Can others find your photos?

Twenty-six years ago, in 1993, I started my new job at Georgia Tech after just graduating with my master’s degree in communications. The first project I was assigned was to use the new Nikon Scanner to help start a computer catalog of the photos shot for our department at Georgia Tech.

I tried to design a system using Filemaker Pro but found the software that came with the Nikon Scanner. That software was Cumulus.

Using that software, I created the first computer photo catalog system for Georgia Tech.

In 2008 I pitched to Chick-fil-A’s corporate communication team to use PhotoShelter as the system to handle the photos online.

PhotoShelter did a story on how we implemented their online database system. Here is that link.

I have consulted many businesses, nonprofits, and colleges through the years, helping them set up their photo catalog.

This week, I saw online that Andrew Wiard posted a great article, “THE FOUR CS – METADATA MUSTS.”

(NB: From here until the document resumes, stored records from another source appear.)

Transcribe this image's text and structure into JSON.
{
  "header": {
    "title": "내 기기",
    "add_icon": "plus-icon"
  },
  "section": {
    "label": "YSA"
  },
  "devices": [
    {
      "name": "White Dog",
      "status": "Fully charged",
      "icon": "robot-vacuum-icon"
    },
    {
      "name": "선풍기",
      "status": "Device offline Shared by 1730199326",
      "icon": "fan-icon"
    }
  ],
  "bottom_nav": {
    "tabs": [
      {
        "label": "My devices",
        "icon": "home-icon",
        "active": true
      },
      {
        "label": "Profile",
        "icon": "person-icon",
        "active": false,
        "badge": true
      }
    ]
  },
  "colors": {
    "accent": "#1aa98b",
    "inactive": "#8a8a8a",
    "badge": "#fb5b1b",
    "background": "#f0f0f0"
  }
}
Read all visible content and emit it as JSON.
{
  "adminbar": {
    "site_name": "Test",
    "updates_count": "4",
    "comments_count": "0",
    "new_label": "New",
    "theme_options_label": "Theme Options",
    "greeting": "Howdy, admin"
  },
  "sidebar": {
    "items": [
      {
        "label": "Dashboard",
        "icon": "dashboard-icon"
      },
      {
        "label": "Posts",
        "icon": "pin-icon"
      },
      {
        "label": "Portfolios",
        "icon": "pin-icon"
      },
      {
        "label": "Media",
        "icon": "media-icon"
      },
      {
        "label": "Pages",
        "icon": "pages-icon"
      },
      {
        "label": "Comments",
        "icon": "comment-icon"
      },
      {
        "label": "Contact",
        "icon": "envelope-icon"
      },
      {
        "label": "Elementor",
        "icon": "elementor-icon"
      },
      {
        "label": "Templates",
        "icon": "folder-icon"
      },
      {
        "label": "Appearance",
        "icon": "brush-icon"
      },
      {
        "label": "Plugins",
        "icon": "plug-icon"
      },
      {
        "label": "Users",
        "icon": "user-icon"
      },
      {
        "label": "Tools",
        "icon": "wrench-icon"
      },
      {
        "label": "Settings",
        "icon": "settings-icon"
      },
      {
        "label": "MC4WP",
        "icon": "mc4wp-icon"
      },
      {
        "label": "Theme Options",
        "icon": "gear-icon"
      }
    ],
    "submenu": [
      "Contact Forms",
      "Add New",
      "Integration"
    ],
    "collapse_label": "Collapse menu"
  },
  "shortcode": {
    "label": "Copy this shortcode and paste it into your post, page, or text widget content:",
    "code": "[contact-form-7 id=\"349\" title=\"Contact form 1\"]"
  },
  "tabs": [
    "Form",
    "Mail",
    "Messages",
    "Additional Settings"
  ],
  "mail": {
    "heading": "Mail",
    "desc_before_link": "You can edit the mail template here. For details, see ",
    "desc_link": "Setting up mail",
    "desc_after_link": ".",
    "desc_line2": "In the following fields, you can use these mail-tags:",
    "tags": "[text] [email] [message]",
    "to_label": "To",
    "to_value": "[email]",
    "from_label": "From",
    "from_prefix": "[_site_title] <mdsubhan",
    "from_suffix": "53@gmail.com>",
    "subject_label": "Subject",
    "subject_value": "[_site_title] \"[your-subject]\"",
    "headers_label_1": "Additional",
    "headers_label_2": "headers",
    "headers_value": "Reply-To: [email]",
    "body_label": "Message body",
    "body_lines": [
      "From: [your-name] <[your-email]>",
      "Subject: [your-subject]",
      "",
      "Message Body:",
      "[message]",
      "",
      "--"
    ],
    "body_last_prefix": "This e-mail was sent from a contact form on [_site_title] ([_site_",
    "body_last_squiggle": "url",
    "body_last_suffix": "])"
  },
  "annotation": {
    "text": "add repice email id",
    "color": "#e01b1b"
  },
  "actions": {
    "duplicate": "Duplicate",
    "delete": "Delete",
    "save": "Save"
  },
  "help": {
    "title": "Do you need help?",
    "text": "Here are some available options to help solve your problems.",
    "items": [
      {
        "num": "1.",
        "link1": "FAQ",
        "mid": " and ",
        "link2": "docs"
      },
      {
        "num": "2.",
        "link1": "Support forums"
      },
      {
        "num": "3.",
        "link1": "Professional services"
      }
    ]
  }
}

I have written about Metadata and the International Press & Telecommunications Council a few times on this blog. I recommend using PhotoMechanic to embed your text into your photos so they are searchable. You can also use the Adobe products Lightroom and Photoshop to do this as well. I find that PhotoMechanic is the fastest and easiest way to edit and, most of all, deal with embedding metadata.

When you are adding content to the metadata and you click on the triangle on the right of the Keywords, you will get the pop up you see with what I use is the Structured Keywords.

You can type each of the words or use a database that is much faster.

Carl Siebert has created two videos I recommend to help you speed up the process of creating keywords with PhotoMechanic.

I have created structured keyword lists for my clients and used a generic list for my tagging. For example, Chick-fil-A needs what I call industry-specific lingo for their searches. This would be true for any business.

Google is the Gold Standard for search. Google continues to work on its system, so you find what you need when you search for something. Now Google is very advanced. If you had ten people search the same word, they would likely get a different result.

You see, Google knows your past searches and goes to great lengths to be sure your search results fit you the best way possible.

Most photo search fields for photo databases look similar to the Google search bar, and you can refine those searches as I show here with PhotoShelter.

Andrew Wiard’s “Four Cs, Five Ws and an A” is missing what I think is critical. Keywords will help your clients find your photos.

Client Searches

If you shoot an assignment for a client, they will likely not need you to find those images. Clients will call and ask if you have a photo. They will then describe what they are looking for from your collection.

Do you have back-to-school photos? Do you have beach photos? Do you have bad weather photos?

While you can remember shooting a photo and finding it, you will improve your ability to see your images had they been tagged with keywords and not just a caption.

Link to blog post explaining that, “Photographers need to understand difference between Captions & Keywords

Too often, photographers do a poor job because “We Assume and Use Our Own Words.” We have to think about the client looking for a photo. Not the words we would use to find it, but they will use.

We often create databases that communicate something beyond the target’s comprehension level. Use words your readers will be comfortable with. 

Avoid using jargon or acronyms – and if you absolutely must use them, make sure you explain them in simple terms. Think about the client. Be clear on what you’re trying to say and structure your words to make sense to your audience.

Click on the image above to go to fotoKeyword Harvester if you want to buy a keyword generator. It works great, especially if you are new to putting keywords with your pictures.


You need to embed words into your images to make them searchable. The words you use need to be the words that clients will use to find the photos, not the ones you would use to describe the images.

It would help if you had good Keywords besides writing a good caption – that’s the 5 ‘W’s. Who, What, When, Where, and Why. Without this information, a picture is useless for editorial purposes. There is no limit to additional details, but these five are mandatory.

I suggest buying a Keyword list to start with and then learning to create custom structured keyword lists for your clients and using PhotoMechanic to embed these into the photos.

One of the best ways to create a custom keyword list is to ask your client to do this for you. Can you give me the search words you would like to use to find photos in your image library? I did this with Chick-fil-A, and this helped me to help them find the images they needed. You can combine that list with a traditional keywords list.

When you take these steps, you will make your images easier to find for your clients and you.